When Janie Guice looks at the Mississippi Delta she sees a vast, flat flood plain home to cotton fields and catfish farms. She also sees desperate rural health problems and a deep shortage of doctors to offer care. Her job: to find doctors to fill that void.
"Who is the one that is going to go back and live in a community that maybe doesn't even have a Wal-Mart? And yes, there are a lot of communities in Mississippi that don't have a Wal-Mart yet!" Guice laments.
Commentator John Ridley moved to Los Angeles 20 years ago, not long before the riots.
Look, I was always going to end up in Los Angeles. From the time I was a kid in Wisconsin, for me, L.A. was the city. It had sunshine, palm trees, a black mayor, even a police force whose legend was preached nightly on hit TV shows.
It has been 20 years since four police officers were acquitted in the beating of Rodney King, and L.A. erupted in race-fueled riots. Many in Los Angeles, including students who weren't born when the riots hit in April 1992, are reflecting on those days of anger, looting and destruction, asking why it happened and how to make sure it doesn't happen again.
Europe's largest illegal settlement lies on the edge of Madrid. As the Spanish capital has grown, the city's limits have moved ever closer to the shantytown known as Cañada Real, a sprawling tangle of tents and cement houses. And as the economy has tanked, a growing number of people are calling it home.
Now the city is eyeing the property for possible development.
The roads in Cañada Real are unpaved. Houses are made of corrugated metal or cement. Some lots are just piles of garbage.
Get ready for a live Science Questions, when Sheri Quinn learns all about the end of the world from astronomer Phil Plait. Will a coronal mass ejection and solar flares knock out half the Earth's power and leave millions in the cold? Will a huge asteroid strike the Earth and send us the way of the dinosaurs? Perhaps our planet will be sucked into a giant black hole. Scariest of all could be supernovae close enough to cause mass extinction.

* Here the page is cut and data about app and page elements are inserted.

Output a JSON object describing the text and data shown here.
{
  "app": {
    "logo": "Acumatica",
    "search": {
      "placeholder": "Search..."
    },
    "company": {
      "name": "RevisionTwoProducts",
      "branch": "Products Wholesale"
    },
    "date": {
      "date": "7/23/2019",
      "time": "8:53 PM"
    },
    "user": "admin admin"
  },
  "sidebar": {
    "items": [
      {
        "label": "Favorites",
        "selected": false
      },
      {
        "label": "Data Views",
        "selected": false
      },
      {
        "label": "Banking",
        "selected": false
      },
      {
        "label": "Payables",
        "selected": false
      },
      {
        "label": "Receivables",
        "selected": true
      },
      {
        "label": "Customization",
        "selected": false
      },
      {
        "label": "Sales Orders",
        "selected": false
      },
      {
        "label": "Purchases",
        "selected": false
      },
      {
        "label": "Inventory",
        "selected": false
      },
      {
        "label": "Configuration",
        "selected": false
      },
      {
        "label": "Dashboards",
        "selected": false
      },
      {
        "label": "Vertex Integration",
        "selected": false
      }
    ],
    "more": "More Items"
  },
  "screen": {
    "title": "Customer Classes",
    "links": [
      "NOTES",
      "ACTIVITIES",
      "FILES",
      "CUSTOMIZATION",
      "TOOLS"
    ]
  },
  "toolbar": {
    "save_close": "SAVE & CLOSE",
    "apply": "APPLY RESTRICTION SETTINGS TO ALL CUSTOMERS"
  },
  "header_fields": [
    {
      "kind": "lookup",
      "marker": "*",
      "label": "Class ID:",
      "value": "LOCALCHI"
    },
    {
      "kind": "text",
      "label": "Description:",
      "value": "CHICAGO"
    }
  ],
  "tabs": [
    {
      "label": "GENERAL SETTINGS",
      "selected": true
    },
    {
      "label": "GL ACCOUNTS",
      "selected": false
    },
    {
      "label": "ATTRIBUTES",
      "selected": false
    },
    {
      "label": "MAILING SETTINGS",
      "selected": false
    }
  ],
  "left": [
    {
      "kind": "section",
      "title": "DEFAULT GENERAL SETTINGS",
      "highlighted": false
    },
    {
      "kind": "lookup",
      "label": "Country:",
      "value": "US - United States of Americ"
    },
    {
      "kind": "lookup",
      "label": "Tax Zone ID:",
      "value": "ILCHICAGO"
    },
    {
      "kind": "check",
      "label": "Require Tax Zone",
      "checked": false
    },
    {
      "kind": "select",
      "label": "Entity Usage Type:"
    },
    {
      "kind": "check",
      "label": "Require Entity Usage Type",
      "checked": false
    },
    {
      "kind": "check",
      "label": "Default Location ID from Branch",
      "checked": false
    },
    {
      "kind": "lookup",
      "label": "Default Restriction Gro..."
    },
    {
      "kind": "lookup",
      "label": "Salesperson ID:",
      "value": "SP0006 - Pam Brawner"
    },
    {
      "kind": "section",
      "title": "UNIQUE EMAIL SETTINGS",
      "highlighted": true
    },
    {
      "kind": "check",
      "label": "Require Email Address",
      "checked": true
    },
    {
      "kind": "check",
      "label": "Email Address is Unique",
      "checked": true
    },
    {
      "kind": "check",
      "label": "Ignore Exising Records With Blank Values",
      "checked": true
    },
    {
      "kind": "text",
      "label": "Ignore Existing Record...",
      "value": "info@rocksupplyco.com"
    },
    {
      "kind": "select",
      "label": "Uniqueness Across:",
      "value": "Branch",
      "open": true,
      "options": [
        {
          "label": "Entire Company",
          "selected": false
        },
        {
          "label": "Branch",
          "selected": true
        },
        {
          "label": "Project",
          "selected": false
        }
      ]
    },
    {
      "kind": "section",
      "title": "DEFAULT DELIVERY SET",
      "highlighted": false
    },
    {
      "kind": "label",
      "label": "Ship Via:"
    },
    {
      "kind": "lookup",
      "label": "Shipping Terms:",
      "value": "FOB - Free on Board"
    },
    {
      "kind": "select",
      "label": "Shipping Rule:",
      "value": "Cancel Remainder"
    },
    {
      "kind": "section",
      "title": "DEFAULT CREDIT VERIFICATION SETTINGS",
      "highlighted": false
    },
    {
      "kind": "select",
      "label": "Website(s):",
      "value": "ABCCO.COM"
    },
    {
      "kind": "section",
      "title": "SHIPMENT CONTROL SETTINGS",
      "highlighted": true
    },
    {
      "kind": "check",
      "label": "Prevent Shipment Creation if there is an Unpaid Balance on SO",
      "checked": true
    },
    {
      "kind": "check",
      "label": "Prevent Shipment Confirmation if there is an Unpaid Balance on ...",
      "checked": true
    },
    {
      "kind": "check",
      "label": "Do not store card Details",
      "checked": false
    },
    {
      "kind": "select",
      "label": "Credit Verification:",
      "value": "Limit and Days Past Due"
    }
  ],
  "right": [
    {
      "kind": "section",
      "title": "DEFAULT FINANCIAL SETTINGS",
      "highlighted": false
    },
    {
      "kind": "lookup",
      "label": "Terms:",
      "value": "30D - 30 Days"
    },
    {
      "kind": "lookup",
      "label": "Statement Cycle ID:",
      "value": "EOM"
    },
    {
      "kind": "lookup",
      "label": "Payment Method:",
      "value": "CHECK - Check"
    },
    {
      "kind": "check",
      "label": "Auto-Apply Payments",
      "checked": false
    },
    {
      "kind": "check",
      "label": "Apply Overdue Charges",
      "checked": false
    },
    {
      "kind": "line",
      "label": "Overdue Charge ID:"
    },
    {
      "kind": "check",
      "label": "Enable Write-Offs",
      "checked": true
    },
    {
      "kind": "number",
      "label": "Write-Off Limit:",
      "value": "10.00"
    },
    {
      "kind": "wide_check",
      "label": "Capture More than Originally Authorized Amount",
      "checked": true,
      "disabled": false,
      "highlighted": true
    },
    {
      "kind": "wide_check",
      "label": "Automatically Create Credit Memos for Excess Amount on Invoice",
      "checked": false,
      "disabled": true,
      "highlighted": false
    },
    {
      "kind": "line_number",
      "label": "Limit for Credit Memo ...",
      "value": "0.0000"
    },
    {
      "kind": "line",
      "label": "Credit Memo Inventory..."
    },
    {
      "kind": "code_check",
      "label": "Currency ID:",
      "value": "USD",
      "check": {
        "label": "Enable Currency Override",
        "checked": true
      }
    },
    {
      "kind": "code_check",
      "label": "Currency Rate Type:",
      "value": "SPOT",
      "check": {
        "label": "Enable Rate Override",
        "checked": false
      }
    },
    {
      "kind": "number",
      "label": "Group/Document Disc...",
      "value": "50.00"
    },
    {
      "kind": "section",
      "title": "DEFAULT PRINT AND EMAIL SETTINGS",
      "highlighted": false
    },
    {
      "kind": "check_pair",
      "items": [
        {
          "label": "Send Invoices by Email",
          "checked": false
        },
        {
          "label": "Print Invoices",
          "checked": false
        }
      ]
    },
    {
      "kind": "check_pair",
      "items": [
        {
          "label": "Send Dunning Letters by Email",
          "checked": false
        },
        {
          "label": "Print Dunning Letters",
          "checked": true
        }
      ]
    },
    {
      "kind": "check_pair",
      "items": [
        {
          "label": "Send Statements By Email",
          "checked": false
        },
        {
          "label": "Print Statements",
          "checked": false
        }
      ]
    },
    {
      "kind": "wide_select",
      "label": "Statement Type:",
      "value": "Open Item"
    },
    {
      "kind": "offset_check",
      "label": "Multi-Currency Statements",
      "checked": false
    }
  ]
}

Weber State University's Ogden campus, that "beacon on the hill," went dim today. Bad wiring is at fault, but help is on the way.

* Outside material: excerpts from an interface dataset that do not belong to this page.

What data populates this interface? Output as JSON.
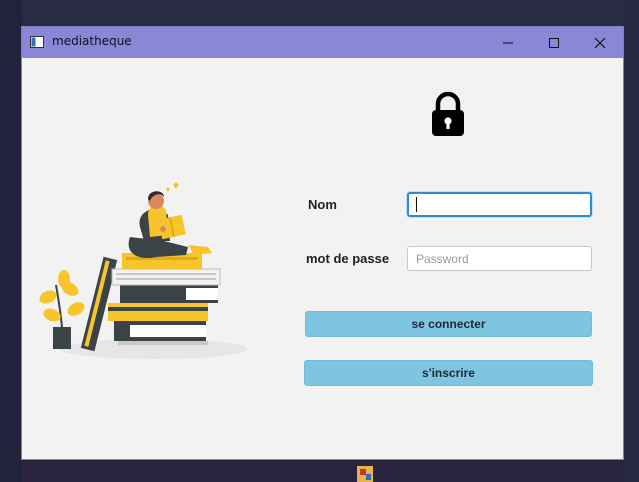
{
  "window": {
    "title": "mediatheque",
    "title_bar_color": "#8a87d6",
    "controls": [
      "minimize-icon",
      "maximize-icon",
      "close-icon"
    ]
  },
  "header_icon": "lock-icon",
  "illustration": "person-reading-on-books-illustration",
  "form": {
    "username_label": "Nom",
    "username_value": "",
    "password_label": "mot de passe",
    "password_placeholder": "Password"
  },
  "buttons": {
    "login_label": "se connecter",
    "register_label": "s'inscrire",
    "button_color": "#7ec5e2"
  }
}
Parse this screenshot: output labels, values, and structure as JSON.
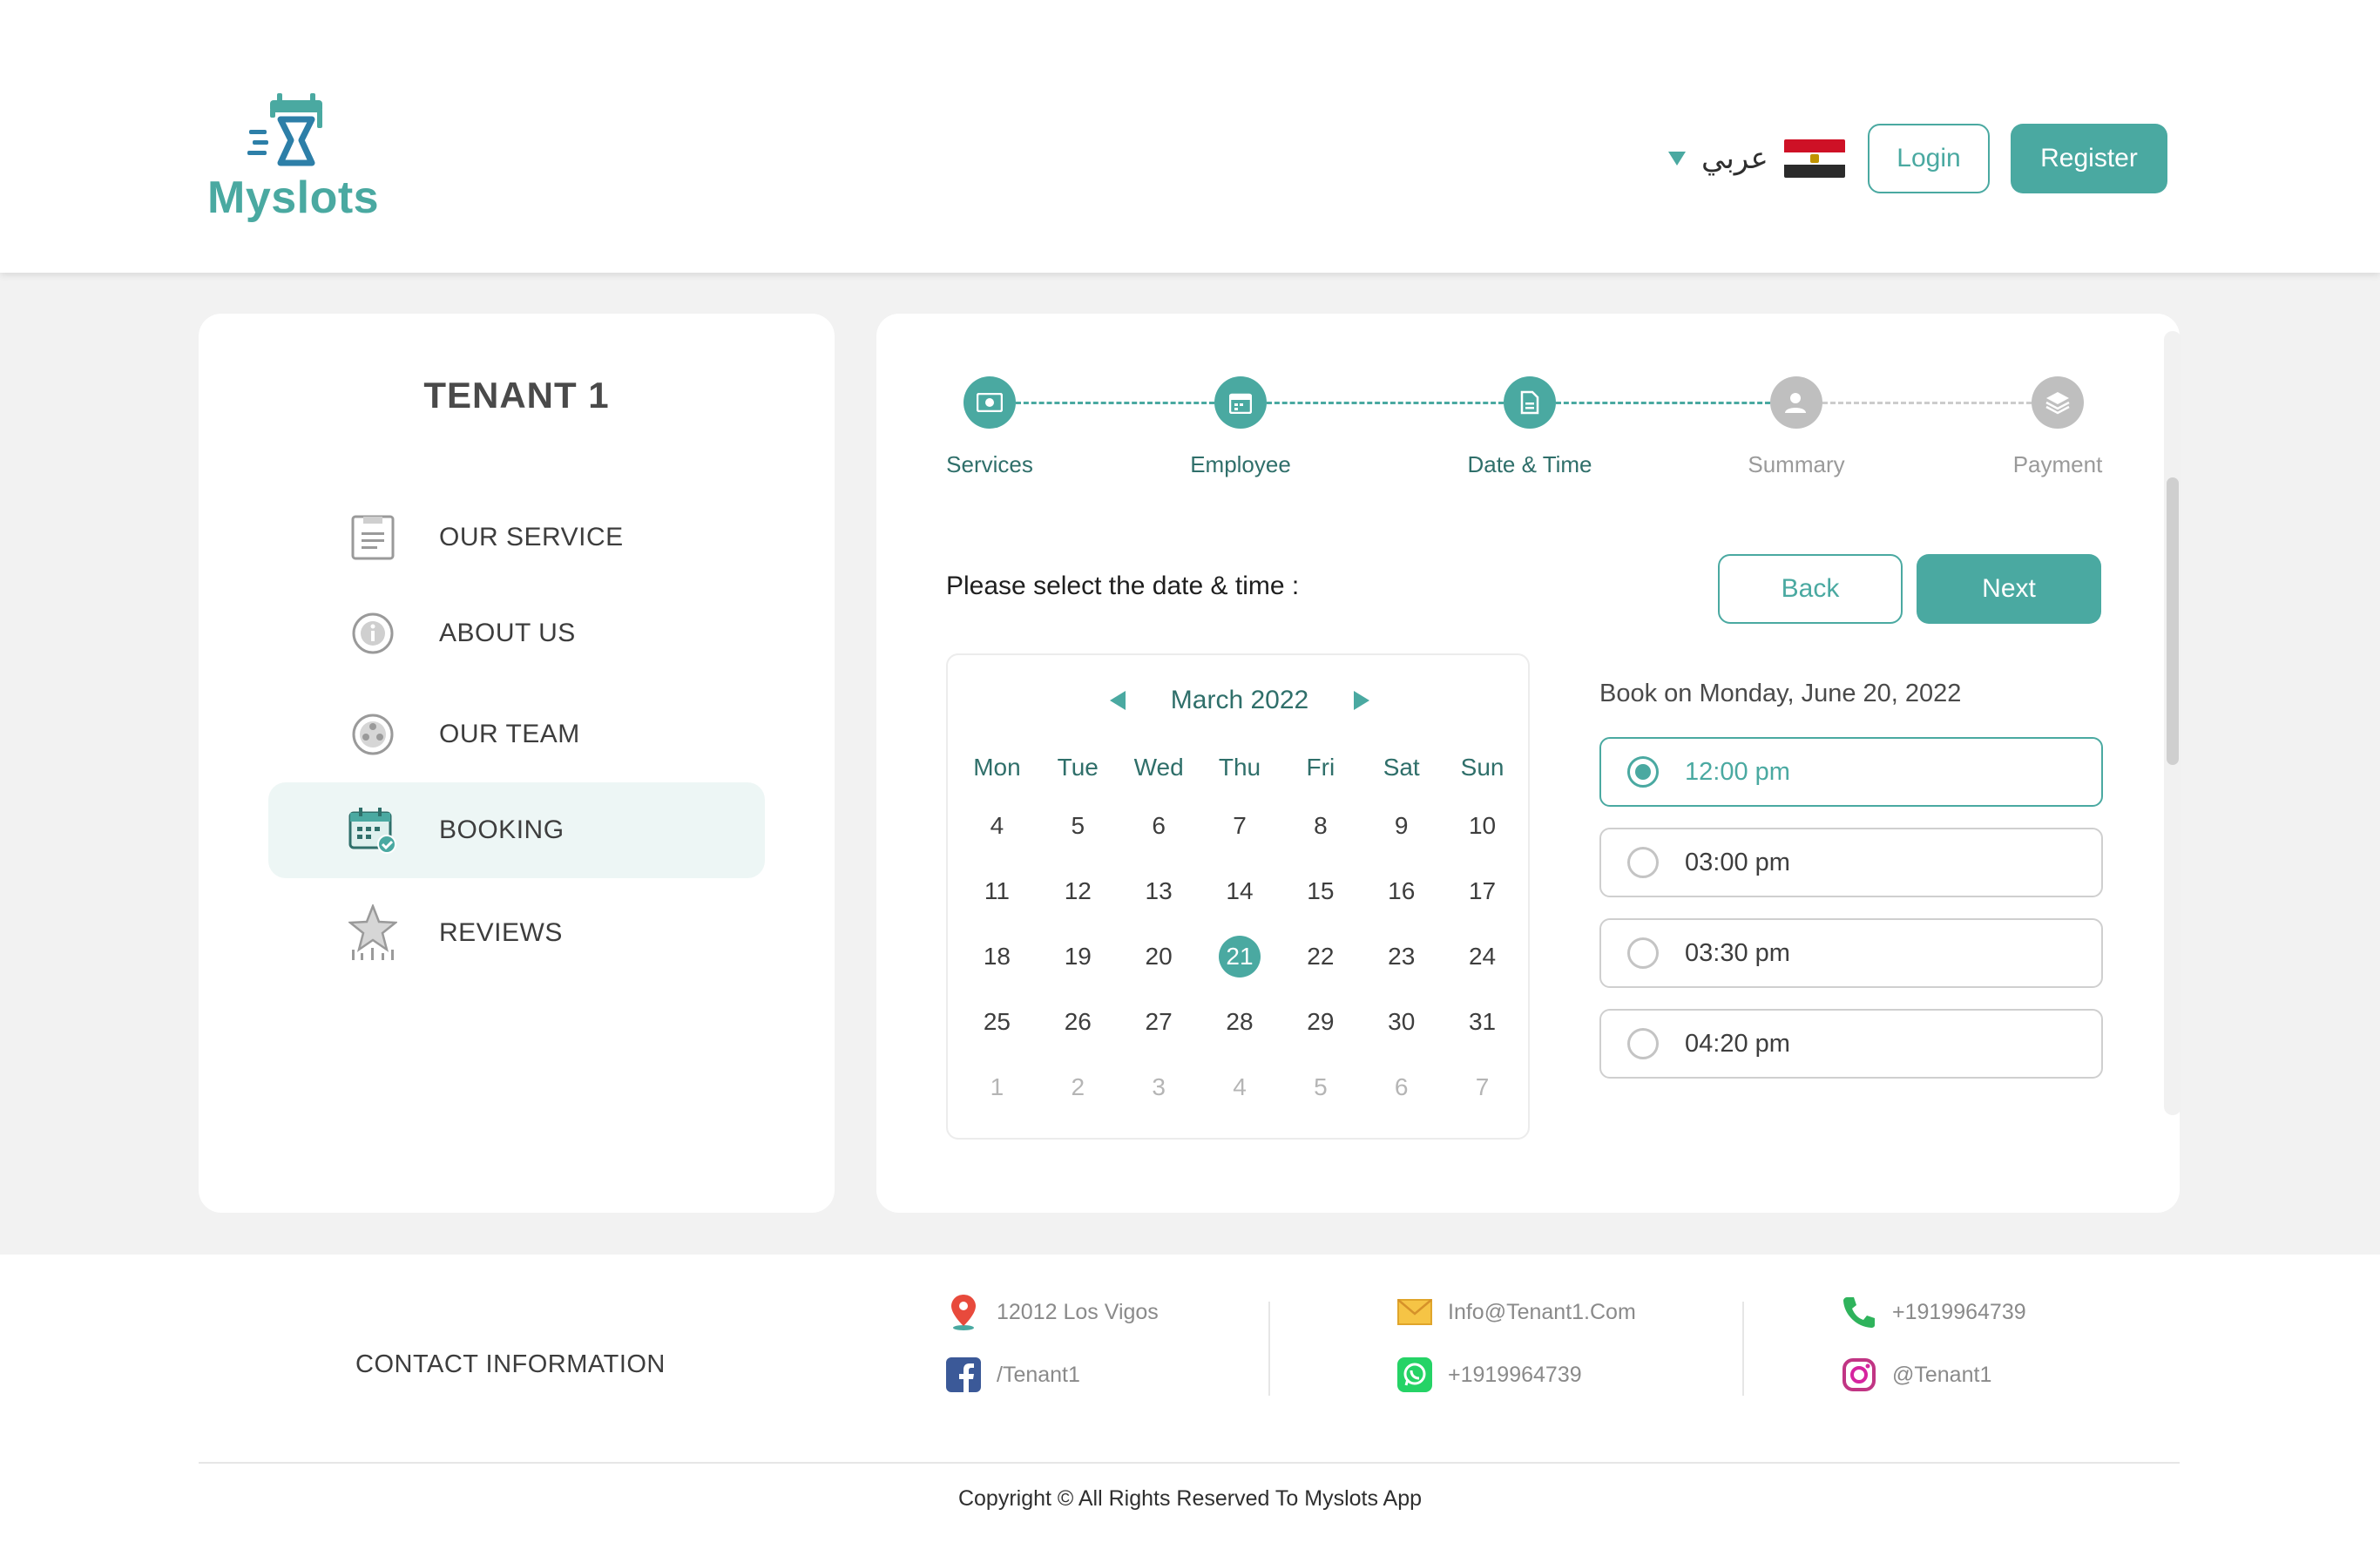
{
  "header": {
    "logo_text": "Myslots",
    "language_label": "عربي",
    "login_label": "Login",
    "register_label": "Register"
  },
  "sidebar": {
    "tenant_name": "TENANT 1",
    "items": [
      {
        "label": "OUR SERVICE",
        "icon": "clipboard-icon"
      },
      {
        "label": "ABOUT US",
        "icon": "info-icon"
      },
      {
        "label": "OUR TEAM",
        "icon": "team-icon"
      },
      {
        "label": "BOOKING",
        "icon": "calendar-check-icon"
      },
      {
        "label": "REVIEWS",
        "icon": "star-icon"
      }
    ]
  },
  "stepper": {
    "steps": [
      {
        "label": "Services",
        "state": "done"
      },
      {
        "label": "Employee",
        "state": "done"
      },
      {
        "label": "Date & Time",
        "state": "done"
      },
      {
        "label": "Summary",
        "state": "todo"
      },
      {
        "label": "Payment",
        "state": "todo"
      }
    ]
  },
  "booking": {
    "prompt": "Please select the date & time :",
    "back_label": "Back",
    "next_label": "Next",
    "book_on": "Book on Monday, June 20, 2022",
    "times": [
      "12:00 pm",
      "03:00 pm",
      "03:30 pm",
      "04:20 pm"
    ],
    "selected_time_index": 0
  },
  "calendar": {
    "month_label": "March 2022",
    "weekdays": [
      "Mon",
      "Tue",
      "Wed",
      "Thu",
      "Fri",
      "Sat",
      "Sun"
    ],
    "weeks": [
      [
        "4",
        "5",
        "6",
        "7",
        "8",
        "9",
        "10"
      ],
      [
        "11",
        "12",
        "13",
        "14",
        "15",
        "16",
        "17"
      ],
      [
        "18",
        "19",
        "20",
        "21",
        "22",
        "23",
        "24"
      ],
      [
        "25",
        "26",
        "27",
        "28",
        "29",
        "30",
        "31"
      ],
      [
        "1",
        "2",
        "3",
        "4",
        "5",
        "6",
        "7"
      ]
    ],
    "selected_day": "21",
    "muted_week_index": 4
  },
  "footer": {
    "contact_title": "CONTACT INFORMATION",
    "address": "12012 Los Vigos",
    "facebook": "/Tenant1",
    "email": "Info@Tenant1.Com",
    "whatsapp": "+1919964739",
    "phone": "+1919964739",
    "instagram": "@Tenant1",
    "copyright": "Copyright © All Rights Reserved To Myslots App"
  },
  "colors": {
    "accent": "#4aa9a1",
    "flag_red": "#ce1126",
    "flag_white": "#ffffff",
    "flag_black": "#2b2b2b"
  }
}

The Social Science, Student Services, and Visual Arts buildings will be operating on emergency power Thursday and Friday as extensive repair work with specialized equipment is underway.
Employees who work in those buildings should contact their supervisors, according to John Kowalewski, campus spokesman. He said that the campus will provide alternatives for students needing to pay bills or register for summer term with student services.
Before there was Earth Day, there was Arbor Day. Commentator Thad Boxx reminds us of the lessons we can learn from this day set aside for tree planting, an action described by Arbor Day's founder as "faith expressed in a deed".
Cabo San Lucas was built on rock-n-roll if any city ever was...and built by Sammy Hagar at that. Ed Kociela tells the story of how Cabo Wabo came to be and how it shaped the whole development of Los Cabos.